THE PROBLEM:
All lines in the records below that hold "this" are to be shown.

SUPPLIED MATERIAL:
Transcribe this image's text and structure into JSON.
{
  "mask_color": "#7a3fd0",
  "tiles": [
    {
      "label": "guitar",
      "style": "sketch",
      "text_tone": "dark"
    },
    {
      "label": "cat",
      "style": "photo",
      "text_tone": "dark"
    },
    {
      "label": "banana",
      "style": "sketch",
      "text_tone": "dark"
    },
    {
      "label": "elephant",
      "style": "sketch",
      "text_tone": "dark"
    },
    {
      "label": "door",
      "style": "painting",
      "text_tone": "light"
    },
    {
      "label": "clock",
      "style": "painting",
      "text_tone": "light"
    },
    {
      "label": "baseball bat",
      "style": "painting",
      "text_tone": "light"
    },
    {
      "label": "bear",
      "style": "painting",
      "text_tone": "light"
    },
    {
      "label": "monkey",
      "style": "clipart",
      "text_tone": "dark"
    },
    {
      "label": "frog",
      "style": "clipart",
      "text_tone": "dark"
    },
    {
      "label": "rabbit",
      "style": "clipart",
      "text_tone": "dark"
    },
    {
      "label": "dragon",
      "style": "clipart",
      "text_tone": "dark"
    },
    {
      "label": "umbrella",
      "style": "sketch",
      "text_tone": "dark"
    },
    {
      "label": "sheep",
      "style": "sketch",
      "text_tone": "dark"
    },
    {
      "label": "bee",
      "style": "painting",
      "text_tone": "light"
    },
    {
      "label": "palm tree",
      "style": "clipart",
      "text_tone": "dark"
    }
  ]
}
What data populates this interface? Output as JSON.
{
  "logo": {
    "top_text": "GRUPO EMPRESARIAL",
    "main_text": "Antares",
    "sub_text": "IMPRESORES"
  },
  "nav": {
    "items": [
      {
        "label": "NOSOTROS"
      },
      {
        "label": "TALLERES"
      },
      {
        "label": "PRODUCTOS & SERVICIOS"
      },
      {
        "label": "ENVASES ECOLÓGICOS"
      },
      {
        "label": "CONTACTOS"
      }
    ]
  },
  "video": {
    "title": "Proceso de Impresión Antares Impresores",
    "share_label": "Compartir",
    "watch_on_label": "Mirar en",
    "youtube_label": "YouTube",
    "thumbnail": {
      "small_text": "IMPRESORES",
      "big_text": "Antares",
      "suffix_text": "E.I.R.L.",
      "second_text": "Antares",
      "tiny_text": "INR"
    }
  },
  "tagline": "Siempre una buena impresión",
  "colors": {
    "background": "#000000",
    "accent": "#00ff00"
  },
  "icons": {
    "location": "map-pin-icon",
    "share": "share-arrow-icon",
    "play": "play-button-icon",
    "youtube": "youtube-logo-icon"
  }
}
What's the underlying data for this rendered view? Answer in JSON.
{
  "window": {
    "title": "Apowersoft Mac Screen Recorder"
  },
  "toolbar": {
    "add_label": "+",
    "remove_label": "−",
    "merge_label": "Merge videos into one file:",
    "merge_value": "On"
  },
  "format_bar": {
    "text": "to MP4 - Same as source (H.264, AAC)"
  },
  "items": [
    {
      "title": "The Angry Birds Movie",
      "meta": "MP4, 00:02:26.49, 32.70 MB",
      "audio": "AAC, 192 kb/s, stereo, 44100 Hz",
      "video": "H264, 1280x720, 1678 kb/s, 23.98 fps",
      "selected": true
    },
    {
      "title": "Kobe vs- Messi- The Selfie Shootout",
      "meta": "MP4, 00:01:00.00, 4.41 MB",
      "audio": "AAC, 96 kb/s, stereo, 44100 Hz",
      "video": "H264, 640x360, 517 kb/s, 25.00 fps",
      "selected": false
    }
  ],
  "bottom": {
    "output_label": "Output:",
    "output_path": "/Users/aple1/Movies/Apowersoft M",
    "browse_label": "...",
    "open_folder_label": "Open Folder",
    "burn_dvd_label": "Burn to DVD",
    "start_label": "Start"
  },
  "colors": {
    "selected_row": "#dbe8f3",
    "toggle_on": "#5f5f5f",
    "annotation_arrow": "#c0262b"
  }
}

RESPONSE TO THE TASK:
Transcribe this image's text and structure into JSON.
What data populates this interface? Output as JSON.
What's the underlying data for this rendered view? Answer in JSON.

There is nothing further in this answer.